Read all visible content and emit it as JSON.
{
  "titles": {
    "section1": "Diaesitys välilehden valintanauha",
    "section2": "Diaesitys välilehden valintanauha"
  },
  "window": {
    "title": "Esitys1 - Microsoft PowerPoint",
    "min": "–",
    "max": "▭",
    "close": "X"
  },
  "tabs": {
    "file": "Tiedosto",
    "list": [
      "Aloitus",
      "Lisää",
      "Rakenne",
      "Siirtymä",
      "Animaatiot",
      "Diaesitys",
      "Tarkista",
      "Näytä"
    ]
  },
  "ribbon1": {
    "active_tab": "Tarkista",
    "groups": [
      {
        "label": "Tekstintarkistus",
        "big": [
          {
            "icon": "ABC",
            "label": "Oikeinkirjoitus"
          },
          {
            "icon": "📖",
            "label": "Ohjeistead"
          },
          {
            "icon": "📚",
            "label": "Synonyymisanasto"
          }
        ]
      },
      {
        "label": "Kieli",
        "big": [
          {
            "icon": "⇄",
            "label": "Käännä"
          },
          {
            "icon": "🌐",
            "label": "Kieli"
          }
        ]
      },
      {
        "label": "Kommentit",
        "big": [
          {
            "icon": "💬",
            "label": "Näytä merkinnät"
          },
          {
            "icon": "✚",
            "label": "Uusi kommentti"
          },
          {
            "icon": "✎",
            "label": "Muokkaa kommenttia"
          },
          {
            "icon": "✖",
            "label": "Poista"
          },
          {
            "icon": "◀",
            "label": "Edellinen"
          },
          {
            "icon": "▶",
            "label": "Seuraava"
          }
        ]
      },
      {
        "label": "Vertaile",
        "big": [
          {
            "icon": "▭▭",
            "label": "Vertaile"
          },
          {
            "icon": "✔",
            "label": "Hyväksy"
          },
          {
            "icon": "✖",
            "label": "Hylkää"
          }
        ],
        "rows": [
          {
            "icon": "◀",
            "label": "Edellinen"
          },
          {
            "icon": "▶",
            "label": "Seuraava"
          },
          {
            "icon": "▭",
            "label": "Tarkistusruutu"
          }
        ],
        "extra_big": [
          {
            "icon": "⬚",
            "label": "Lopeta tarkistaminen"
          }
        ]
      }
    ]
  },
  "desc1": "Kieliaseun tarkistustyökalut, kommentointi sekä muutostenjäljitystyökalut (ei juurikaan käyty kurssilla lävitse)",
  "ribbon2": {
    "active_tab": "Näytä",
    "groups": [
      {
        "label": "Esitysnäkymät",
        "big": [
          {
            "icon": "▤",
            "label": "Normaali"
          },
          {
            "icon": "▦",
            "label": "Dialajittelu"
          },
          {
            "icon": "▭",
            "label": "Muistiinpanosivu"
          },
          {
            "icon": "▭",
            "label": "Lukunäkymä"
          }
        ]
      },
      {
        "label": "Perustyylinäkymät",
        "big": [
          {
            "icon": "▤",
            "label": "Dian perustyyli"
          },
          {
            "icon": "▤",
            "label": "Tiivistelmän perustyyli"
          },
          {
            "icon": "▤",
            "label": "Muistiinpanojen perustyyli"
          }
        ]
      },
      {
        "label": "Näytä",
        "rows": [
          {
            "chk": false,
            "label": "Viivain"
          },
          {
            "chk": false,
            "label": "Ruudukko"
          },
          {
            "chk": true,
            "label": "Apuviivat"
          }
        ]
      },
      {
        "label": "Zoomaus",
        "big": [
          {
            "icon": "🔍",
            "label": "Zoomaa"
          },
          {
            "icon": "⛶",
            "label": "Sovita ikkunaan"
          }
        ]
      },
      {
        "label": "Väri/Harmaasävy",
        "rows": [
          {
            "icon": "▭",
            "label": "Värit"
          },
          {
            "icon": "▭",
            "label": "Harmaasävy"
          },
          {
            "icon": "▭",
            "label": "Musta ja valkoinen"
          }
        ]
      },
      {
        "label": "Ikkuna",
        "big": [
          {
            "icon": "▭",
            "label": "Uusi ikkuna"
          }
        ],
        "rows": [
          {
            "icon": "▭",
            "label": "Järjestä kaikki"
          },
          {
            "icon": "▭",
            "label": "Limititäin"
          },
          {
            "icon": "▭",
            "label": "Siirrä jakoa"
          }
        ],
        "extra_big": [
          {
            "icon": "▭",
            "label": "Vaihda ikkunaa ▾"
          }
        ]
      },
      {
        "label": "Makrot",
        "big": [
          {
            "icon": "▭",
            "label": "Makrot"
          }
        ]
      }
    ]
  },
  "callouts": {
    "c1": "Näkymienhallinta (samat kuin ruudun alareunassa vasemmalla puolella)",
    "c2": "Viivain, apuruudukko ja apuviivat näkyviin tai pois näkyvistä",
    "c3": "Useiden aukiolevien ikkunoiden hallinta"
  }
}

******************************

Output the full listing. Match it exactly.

Read all visible content and emit it as JSON.
{
  "titles": {
    "section1": "Diaesitys välilehden valintanauha",
    "section2": "Diaesitys välilehden valintanauha"
  },
  "window": {
    "title": "Esitys1 - Microsoft PowerPoint",
    "min": "–",
    "max": "▭",
    "close": "X"
  },
  "tabs": {
    "file": "Tiedosto",
    "list": [
      "Aloitus",
      "Lisää",
      "Rakenne",
      "Siirtymä",
      "Animaatiot",
      "Diaesitys",
      "Tarkista",
      "Näytä"
    ]
  },
  "ribbon1": {
    "active_tab": "Tarkista",
    "groups": [
      {
        "label": "Tekstintarkistus",
        "big": [
          {
            "icon": "ABC",
            "label": "Oikeinkirjoitus"
          },
          {
            "icon": "📖",
            "label": "Ohjeistead"
          },
          {
            "icon": "📚",
            "label": "Synonyymisanasto"
          }
        ]
      },
      {
        "label": "Kieli",
        "big": [
          {
            "icon": "⇄",
            "label": "Käännä"
          },
          {
            "icon": "🌐",
            "label": "Kieli"
          }
        ]
      },
      {
        "label": "Kommentit",
        "big": [
          {
            "icon": "💬",
            "label": "Näytä merkinnät"
          },
          {
            "icon": "✚",
            "label": "Uusi kommentti"
          },
          {
            "icon": "✎",
            "label": "Muokkaa kommenttia"
          },
          {
            "icon": "✖",
            "label": "Poista"
          },
          {
            "icon": "◀",
            "label": "Edellinen"
          },
          {
            "icon": "▶",
            "label": "Seuraava"
          }
        ]
      },
      {
        "label": "Vertaile",
        "big": [
          {
            "icon": "▭▭",
            "label": "Vertaile"
          },
          {
            "icon": "✔",
            "label": "Hyväksy"
          },
          {
            "icon": "✖",
            "label": "Hylkää"
          }
        ],
        "rows": [
          {
            "icon": "◀",
            "label": "Edellinen"
          },
          {
            "icon": "▶",
            "label": "Seuraava"
          },
          {
            "icon": "▭",
            "label": "Tarkistusruutu"
          }
        ],
        "extra_big": [
          {
            "icon": "⬚",
            "label": "Lopeta tarkistaminen"
          }
        ]
      }
    ]
  },
  "desc1": "Kieliaseun tarkistustyökalut, kommentointi sekä muutostenjäljitystyökalut (ei juurikaan käyty kurssilla lävitse)",
  "ribbon2": {
    "active_tab": "Näytä",
    "groups": [
      {
        "label": "Esitysnäkymät",
        "big": [
          {
            "icon": "▤",
            "label": "Normaali"
          },
          {
            "icon": "▦",
            "label": "Dialajittelu"
          },
          {
            "icon": "▭",
            "label": "Muistiinpanosivu"
          },
          {
            "icon": "▭",
            "label": "Lukunäkymä"
          }
        ]
      },
      {
        "label": "Perustyylinäkymät",
        "big": [
          {
            "icon": "▤",
            "label": "Dian perustyyli"
          },
          {
            "icon": "▤",
            "label": "Tiivistelmän perustyyli"
          },
          {
            "icon": "▤",
            "label": "Muistiinpanojen perustyyli"
          }
        ]
      },
      {
        "label": "Näytä",
        "rows": [
          {
            "chk": false,
            "label": "Viivain"
          },
          {
            "chk": false,
            "label": "Ruudukko"
          },
          {
            "chk": true,
            "label": "Apuviivat"
          }
        ]
      },
      {
        "label": "Zoomaus",
        "big": [
          {
            "icon": "🔍",
            "label": "Zoomaa"
          },
          {
            "icon": "⛶",
            "label": "Sovita ikkunaan"
          }
        ]
      },
      {
        "label": "Väri/Harmaasävy",
        "rows": [
          {
            "icon": "▭",
            "label": "Värit"
          },
          {
            "icon": "▭",
            "label": "Harmaasävy"
          },
          {
            "icon": "▭",
            "label": "Musta ja valkoinen"
          }
        ]
      },
      {
        "label": "Ikkuna",
        "big": [
          {
            "icon": "▭",
            "label": "Uusi ikkuna"
          }
        ],
        "rows": [
          {
            "icon": "▭",
            "label": "Järjestä kaikki"
          },
          {
            "icon": "▭",
            "label": "Limititäin"
          },
          {
            "icon": "▭",
            "label": "Siirrä jakoa"
          }
        ],
        "extra_big": [
          {
            "icon": "▭",
            "label": "Vaihda ikkunaa ▾"
          }
        ]
      },
      {
        "label": "Makrot",
        "big": [
          {
            "icon": "▭",
            "label": "Makrot"
          }
        ]
      }
    ]
  },
  "callouts": {
    "c1": "Näkymienhallinta (samat kuin ruudun alareunassa vasemmalla puolella)",
    "c2": "Viivain, apuruudukko ja apuviivat näkyviin tai pois näkyvistä",
    "c3": "Useiden aukiolevien ikkunoiden hallinta"
  }
}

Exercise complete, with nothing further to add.